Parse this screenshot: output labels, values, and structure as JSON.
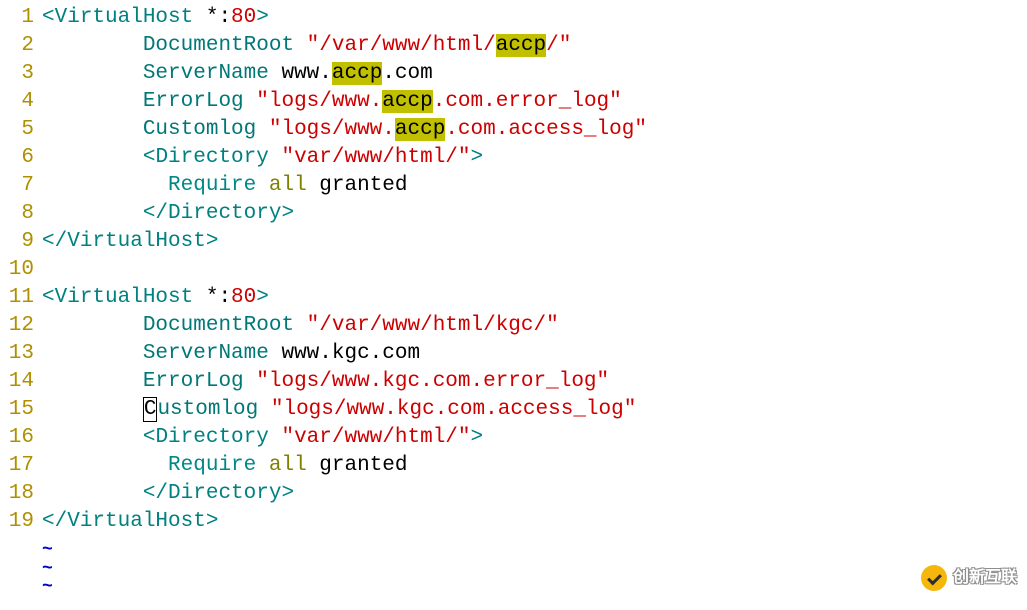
{
  "lineNumbers": [
    "1",
    "2",
    "3",
    "4",
    "5",
    "6",
    "7",
    "8",
    "9",
    "10",
    "11",
    "12",
    "13",
    "14",
    "15",
    "16",
    "17",
    "18",
    "19"
  ],
  "watermark": "创新互联",
  "tildeCount": 3,
  "highlight": "accp",
  "lines": {
    "l1": {
      "open": "<",
      "tag": "VirtualHost",
      "sep": " *:",
      "port": "80",
      "close": ">"
    },
    "l2": {
      "indent": "\t",
      "key": "DocumentRoot",
      "sp": " ",
      "q1": "\"",
      "p1": "/var/www/html/",
      "hl": "accp",
      "p2": "/",
      "q2": "\""
    },
    "l3": {
      "indent": "\t",
      "key": "ServerName",
      "sp": " ",
      "d1": "www.",
      "hl": "accp",
      "d2": ".com"
    },
    "l4": {
      "indent": "\t",
      "key": "ErrorLog",
      "sp": " ",
      "q1": "\"",
      "p1": "logs/www.",
      "hl": "accp",
      "p2": ".com.error_log",
      "q2": "\""
    },
    "l5": {
      "indent": "\t",
      "key": "Customlog",
      "sp": " ",
      "q1": "\"",
      "p1": "logs/www.",
      "hl": "accp",
      "p2": ".com.access_log",
      "q2": "\""
    },
    "l6": {
      "indent": "\t",
      "open": "<",
      "tag": "Directory",
      "sp": " ",
      "val": "\"var/www/html/\"",
      "close": ">"
    },
    "l7": {
      "indent": "\t  ",
      "kw1": "Require",
      "sp1": " ",
      "kw2": "all",
      "sp2": " ",
      "text": "granted"
    },
    "l8": {
      "indent": "\t",
      "open": "</",
      "tag": "Directory",
      "close": ">"
    },
    "l9": {
      "open": "</",
      "tag": "VirtualHost",
      "close": ">"
    },
    "l11": {
      "open": "<",
      "tag": "VirtualHost",
      "sep": " *:",
      "port": "80",
      "close": ">"
    },
    "l12": {
      "indent": "\t",
      "key": "DocumentRoot",
      "sp": " ",
      "val": "\"/var/www/html/kgc/\""
    },
    "l13": {
      "indent": "\t",
      "key": "ServerName",
      "sp": " ",
      "val": "www.kgc.com"
    },
    "l14": {
      "indent": "\t",
      "key": "ErrorLog",
      "sp": " ",
      "val": "\"logs/www.kgc.com.error_log\""
    },
    "l15": {
      "indent": "\t",
      "cursor": "C",
      "key": "ustomlog",
      "sp": " ",
      "val": "\"logs/www.kgc.com.access_log\""
    },
    "l16": {
      "indent": "\t",
      "open": "<",
      "tag": "Directory",
      "sp": " ",
      "val": "\"var/www/html/\"",
      "close": ">"
    },
    "l17": {
      "indent": "\t  ",
      "kw1": "Require",
      "sp1": " ",
      "kw2": "all",
      "sp2": " ",
      "text": "granted"
    },
    "l18": {
      "indent": "\t",
      "open": "</",
      "tag": "Directory",
      "close": ">"
    },
    "l19": {
      "open": "</",
      "tag": "VirtualHost",
      "close": ">"
    }
  }
}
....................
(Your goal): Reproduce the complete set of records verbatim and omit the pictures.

(Written solution):
Parse this screenshot: output labels, values, and structure as JSON.
{
  "lineNumbers": [
    "1",
    "2",
    "3",
    "4",
    "5",
    "6",
    "7",
    "8",
    "9",
    "10",
    "11",
    "12",
    "13",
    "14",
    "15",
    "16",
    "17",
    "18",
    "19"
  ],
  "watermark": "创新互联",
  "tildeCount": 3,
  "highlight": "accp",
  "lines": {
    "l1": {
      "open": "<",
      "tag": "VirtualHost",
      "sep": " *:",
      "port": "80",
      "close": ">"
    },
    "l2": {
      "indent": "\t",
      "key": "DocumentRoot",
      "sp": " ",
      "q1": "\"",
      "p1": "/var/www/html/",
      "hl": "accp",
      "p2": "/",
      "q2": "\""
    },
    "l3": {
      "indent": "\t",
      "key": "ServerName",
      "sp": " ",
      "d1": "www.",
      "hl": "accp",
      "d2": ".com"
    },
    "l4": {
      "indent": "\t",
      "key": "ErrorLog",
      "sp": " ",
      "q1": "\"",
      "p1": "logs/www.",
      "hl": "accp",
      "p2": ".com.error_log",
      "q2": "\""
    },
    "l5": {
      "indent": "\t",
      "key": "Customlog",
      "sp": " ",
      "q1": "\"",
      "p1": "logs/www.",
      "hl": "accp",
      "p2": ".com.access_log",
      "q2": "\""
    },
    "l6": {
      "indent": "\t",
      "open": "<",
      "tag": "Directory",
      "sp": " ",
      "val": "\"var/www/html/\"",
      "close": ">"
    },
    "l7": {
      "indent": "\t  ",
      "kw1": "Require",
      "sp1": " ",
      "kw2": "all",
      "sp2": " ",
      "text": "granted"
    },
    "l8": {
      "indent": "\t",
      "open": "</",
      "tag": "Directory",
      "close": ">"
    },
    "l9": {
      "open": "</",
      "tag": "VirtualHost",
      "close": ">"
    },
    "l11": {
      "open": "<",
      "tag": "VirtualHost",
      "sep": " *:",
      "port": "80",
      "close": ">"
    },
    "l12": {
      "indent": "\t",
      "key": "DocumentRoot",
      "sp": " ",
      "val": "\"/var/www/html/kgc/\""
    },
    "l13": {
      "indent": "\t",
      "key": "ServerName",
      "sp": " ",
      "val": "www.kgc.com"
    },
    "l14": {
      "indent": "\t",
      "key": "ErrorLog",
      "sp": " ",
      "val": "\"logs/www.kgc.com.error_log\""
    },
    "l15": {
      "indent": "\t",
      "cursor": "C",
      "key": "ustomlog",
      "sp": " ",
      "val": "\"logs/www.kgc.com.access_log\""
    },
    "l16": {
      "indent": "\t",
      "open": "<",
      "tag": "Directory",
      "sp": " ",
      "val": "\"var/www/html/\"",
      "close": ">"
    },
    "l17": {
      "indent": "\t  ",
      "kw1": "Require",
      "sp1": " ",
      "kw2": "all",
      "sp2": " ",
      "text": "granted"
    },
    "l18": {
      "indent": "\t",
      "open": "</",
      "tag": "Directory",
      "close": ">"
    },
    "l19": {
      "open": "</",
      "tag": "VirtualHost",
      "close": ">"
    }
  }
}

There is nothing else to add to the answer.